## [Exercise]
Gather all lines from the material that contain the word "BasicWindow".

## [Input for this task]
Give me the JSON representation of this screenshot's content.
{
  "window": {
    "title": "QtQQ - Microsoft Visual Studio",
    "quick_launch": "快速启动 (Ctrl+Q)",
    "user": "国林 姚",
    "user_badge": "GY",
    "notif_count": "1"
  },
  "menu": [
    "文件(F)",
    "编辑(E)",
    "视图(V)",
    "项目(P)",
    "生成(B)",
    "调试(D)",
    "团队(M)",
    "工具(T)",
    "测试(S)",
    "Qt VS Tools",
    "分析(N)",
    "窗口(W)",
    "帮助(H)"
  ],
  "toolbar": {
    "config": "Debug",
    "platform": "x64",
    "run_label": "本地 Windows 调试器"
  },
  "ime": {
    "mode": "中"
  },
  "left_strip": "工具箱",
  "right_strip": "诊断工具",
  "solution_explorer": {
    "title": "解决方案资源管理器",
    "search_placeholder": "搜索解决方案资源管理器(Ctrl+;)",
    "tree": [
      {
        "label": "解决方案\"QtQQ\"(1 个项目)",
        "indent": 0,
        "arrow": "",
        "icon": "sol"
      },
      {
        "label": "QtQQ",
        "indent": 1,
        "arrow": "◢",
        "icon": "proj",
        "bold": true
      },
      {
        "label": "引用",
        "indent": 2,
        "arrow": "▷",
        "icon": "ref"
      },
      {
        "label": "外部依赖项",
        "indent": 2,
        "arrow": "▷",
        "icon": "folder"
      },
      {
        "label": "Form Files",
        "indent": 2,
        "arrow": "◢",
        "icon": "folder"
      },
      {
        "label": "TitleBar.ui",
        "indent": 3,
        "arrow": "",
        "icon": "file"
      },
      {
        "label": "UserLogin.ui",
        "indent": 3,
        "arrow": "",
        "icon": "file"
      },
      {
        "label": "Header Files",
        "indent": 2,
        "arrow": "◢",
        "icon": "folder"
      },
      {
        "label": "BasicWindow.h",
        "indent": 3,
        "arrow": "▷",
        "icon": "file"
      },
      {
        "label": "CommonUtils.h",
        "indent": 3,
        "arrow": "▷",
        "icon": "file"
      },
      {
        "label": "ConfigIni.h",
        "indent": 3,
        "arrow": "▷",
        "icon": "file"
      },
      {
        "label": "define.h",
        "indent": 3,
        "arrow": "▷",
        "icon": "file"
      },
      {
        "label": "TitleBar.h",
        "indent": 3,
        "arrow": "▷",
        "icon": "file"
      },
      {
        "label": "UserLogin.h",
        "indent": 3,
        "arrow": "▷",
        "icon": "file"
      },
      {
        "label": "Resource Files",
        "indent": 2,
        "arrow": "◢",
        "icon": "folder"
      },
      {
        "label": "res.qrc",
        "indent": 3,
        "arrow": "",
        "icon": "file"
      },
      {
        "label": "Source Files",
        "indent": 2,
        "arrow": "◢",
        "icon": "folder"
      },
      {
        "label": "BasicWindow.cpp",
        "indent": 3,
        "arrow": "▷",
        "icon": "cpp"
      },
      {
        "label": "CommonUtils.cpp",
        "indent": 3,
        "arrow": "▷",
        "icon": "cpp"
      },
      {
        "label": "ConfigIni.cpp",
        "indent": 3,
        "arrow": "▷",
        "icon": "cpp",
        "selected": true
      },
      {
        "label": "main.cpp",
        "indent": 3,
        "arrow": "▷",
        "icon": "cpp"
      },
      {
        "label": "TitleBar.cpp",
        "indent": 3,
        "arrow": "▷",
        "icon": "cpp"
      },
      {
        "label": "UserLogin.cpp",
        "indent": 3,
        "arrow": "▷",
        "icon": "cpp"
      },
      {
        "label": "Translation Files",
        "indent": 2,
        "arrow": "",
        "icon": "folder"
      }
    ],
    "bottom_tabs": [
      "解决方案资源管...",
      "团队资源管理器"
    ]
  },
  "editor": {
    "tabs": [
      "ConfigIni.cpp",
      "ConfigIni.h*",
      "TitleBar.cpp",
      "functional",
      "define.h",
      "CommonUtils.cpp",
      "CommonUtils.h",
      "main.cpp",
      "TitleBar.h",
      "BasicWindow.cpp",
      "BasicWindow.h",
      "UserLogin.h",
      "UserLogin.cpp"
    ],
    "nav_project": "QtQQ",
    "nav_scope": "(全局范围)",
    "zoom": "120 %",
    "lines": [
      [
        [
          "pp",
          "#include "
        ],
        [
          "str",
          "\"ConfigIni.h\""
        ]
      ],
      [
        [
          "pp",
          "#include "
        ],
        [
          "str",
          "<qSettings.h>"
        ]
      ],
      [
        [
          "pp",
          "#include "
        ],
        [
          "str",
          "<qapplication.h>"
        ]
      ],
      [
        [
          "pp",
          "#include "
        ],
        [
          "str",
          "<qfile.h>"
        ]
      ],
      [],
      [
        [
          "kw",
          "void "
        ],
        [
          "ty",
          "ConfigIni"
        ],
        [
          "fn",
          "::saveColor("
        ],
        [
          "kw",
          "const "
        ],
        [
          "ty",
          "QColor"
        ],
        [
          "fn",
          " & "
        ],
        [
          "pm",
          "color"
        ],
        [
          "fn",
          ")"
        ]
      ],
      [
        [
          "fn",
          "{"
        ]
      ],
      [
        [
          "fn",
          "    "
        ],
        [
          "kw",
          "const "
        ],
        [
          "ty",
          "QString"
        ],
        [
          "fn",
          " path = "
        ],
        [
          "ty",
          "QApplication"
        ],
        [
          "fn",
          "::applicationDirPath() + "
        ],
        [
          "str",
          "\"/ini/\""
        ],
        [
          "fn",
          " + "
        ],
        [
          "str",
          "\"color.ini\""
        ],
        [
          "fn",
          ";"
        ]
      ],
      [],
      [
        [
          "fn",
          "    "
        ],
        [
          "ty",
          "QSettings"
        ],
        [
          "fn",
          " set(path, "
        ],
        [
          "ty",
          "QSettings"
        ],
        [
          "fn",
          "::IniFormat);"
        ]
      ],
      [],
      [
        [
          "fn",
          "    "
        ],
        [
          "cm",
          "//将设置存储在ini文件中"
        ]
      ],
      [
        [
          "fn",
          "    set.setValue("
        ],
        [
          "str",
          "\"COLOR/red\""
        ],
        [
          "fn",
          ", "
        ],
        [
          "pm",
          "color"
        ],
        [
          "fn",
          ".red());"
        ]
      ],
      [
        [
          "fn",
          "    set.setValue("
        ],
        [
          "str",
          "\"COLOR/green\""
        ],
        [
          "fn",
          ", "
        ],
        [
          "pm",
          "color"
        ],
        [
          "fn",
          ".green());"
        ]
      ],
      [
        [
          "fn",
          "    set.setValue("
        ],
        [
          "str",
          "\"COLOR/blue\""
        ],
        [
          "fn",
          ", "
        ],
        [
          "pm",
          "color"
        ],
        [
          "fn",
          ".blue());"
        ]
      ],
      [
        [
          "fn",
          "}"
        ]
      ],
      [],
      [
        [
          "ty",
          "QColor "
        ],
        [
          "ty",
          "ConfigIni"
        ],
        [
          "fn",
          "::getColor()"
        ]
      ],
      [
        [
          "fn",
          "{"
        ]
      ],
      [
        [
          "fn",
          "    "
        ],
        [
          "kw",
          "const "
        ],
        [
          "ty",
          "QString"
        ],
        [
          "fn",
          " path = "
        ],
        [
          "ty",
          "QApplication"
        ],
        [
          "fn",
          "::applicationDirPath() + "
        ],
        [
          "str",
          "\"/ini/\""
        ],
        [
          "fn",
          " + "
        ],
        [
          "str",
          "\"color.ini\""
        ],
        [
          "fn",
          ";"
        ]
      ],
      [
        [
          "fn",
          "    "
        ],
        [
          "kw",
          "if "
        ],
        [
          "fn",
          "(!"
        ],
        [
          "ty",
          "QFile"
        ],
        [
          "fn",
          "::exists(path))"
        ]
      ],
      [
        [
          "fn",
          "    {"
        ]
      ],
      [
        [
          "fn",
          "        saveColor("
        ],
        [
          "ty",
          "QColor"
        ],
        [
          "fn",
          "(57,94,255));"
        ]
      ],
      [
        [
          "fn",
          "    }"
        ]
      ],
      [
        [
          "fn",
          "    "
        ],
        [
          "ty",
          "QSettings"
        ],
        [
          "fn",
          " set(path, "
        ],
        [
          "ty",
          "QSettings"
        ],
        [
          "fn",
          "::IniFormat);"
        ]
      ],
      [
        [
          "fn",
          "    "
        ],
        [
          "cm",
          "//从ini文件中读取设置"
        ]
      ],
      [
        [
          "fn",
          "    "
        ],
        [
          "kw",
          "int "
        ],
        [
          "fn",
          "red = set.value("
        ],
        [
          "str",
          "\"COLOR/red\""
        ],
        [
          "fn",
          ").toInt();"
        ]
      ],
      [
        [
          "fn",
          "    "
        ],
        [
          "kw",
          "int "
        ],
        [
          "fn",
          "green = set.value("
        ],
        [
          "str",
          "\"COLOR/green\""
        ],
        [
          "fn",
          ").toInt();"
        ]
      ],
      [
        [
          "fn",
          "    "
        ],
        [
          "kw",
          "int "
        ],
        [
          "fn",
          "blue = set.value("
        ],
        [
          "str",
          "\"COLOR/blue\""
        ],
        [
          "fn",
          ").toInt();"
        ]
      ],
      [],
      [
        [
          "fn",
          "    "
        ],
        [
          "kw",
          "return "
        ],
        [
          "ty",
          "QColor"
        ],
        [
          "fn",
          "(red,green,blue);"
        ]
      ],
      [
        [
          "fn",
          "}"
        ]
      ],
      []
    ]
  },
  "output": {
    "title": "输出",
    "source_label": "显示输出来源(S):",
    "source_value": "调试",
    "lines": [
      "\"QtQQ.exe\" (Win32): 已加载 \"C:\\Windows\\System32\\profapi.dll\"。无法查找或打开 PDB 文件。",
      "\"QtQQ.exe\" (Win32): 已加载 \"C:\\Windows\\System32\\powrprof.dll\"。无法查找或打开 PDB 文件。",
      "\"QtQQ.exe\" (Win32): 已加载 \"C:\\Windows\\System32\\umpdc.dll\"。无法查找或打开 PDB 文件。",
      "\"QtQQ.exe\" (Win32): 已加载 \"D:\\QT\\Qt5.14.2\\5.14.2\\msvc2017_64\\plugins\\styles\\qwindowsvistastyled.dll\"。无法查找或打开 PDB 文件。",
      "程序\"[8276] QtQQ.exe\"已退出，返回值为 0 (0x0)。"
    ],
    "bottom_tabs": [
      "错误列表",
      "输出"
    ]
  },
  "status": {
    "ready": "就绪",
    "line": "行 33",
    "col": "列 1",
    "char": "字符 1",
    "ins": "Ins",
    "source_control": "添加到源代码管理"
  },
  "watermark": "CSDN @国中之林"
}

## [Output of the task]
        "label": "BasicWindow.h",
        "label": "BasicWindow.cpp",
      "BasicWindow.cpp",
      "BasicWindow.h",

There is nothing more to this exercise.